##### RECORD EXTRACTS #####

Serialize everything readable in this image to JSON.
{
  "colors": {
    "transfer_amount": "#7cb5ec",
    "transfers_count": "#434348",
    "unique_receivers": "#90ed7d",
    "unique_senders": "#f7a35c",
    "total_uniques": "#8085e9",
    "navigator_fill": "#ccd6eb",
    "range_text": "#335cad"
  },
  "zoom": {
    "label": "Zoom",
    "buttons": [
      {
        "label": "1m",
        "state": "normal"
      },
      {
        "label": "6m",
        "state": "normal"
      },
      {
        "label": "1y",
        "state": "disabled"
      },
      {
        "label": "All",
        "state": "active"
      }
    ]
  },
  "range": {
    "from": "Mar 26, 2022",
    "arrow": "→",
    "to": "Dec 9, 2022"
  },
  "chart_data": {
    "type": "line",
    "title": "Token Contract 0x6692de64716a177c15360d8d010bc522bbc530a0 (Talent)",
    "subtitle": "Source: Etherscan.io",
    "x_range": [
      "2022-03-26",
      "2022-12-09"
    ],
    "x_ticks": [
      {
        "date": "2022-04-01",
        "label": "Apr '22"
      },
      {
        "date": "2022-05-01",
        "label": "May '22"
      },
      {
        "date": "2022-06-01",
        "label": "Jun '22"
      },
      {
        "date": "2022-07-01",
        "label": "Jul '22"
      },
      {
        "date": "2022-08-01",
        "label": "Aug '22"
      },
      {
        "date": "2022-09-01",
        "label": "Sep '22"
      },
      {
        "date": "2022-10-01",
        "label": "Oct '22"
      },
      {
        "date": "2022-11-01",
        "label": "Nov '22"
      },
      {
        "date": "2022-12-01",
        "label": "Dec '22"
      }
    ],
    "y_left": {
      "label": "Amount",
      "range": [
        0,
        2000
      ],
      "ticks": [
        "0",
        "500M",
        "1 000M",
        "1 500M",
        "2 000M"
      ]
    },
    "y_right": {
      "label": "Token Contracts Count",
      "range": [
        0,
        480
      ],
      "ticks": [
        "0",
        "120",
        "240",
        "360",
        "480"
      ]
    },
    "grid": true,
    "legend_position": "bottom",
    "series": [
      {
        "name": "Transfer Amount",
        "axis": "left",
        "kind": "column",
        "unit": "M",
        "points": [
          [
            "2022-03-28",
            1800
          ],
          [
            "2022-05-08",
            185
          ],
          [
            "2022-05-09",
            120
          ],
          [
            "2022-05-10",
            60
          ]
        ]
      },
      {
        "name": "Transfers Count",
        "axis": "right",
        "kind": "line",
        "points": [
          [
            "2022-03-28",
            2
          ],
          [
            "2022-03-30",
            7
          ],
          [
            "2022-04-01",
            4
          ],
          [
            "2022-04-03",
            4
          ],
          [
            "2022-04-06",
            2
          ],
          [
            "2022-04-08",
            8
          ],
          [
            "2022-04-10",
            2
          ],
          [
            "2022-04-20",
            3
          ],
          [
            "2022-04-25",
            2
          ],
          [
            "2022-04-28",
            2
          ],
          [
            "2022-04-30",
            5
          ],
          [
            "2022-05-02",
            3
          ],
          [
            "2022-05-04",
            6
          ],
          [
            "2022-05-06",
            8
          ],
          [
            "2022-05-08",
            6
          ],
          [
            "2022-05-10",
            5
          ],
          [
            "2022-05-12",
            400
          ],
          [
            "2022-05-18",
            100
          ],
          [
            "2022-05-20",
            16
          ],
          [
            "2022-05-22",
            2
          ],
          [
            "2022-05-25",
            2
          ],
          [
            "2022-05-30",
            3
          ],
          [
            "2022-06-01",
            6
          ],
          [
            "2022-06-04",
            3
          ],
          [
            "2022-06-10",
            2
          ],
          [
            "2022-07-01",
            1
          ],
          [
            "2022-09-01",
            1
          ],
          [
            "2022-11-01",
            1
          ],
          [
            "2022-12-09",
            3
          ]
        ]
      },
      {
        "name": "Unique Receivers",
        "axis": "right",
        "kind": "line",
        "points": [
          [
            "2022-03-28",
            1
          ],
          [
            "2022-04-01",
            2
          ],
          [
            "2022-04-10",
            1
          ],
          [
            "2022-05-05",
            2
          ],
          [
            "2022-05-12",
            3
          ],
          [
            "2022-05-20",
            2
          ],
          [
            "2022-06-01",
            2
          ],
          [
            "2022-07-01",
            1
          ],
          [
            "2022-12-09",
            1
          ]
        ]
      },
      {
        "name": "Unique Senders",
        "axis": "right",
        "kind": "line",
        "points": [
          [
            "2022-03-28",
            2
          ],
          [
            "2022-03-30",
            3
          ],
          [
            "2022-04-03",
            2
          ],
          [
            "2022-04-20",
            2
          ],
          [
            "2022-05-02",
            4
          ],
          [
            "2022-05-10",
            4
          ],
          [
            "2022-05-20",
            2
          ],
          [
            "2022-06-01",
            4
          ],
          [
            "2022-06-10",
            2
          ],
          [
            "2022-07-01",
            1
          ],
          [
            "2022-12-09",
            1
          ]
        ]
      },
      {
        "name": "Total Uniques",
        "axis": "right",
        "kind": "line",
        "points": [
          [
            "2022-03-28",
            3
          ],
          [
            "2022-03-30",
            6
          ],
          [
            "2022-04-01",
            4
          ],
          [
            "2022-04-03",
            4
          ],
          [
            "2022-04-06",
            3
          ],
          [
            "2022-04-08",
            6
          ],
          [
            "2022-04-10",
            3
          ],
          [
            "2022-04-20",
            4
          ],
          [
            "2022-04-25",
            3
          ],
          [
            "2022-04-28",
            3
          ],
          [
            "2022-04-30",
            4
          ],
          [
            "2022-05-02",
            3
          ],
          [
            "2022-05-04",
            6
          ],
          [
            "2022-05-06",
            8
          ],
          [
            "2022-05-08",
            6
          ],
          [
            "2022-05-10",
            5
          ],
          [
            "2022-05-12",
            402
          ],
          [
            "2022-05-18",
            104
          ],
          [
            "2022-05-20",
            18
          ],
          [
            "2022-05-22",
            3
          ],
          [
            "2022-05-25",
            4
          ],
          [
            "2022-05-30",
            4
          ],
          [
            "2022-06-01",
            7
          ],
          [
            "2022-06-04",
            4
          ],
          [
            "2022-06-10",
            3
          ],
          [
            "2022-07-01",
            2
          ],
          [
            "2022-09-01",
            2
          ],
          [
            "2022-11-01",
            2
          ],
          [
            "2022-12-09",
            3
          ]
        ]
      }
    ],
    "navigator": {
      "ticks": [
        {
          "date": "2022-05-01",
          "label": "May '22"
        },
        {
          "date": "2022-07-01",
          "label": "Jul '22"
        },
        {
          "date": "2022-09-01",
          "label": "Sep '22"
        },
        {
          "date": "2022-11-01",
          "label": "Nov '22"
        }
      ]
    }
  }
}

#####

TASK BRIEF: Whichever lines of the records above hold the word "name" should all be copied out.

WRITTEN RESPONSE:
        "name": "Transfer Amount",
        "name": "Transfers Count",
        "name": "Unique Receivers",
        "name": "Unique Senders",
        "name": "Total Uniques",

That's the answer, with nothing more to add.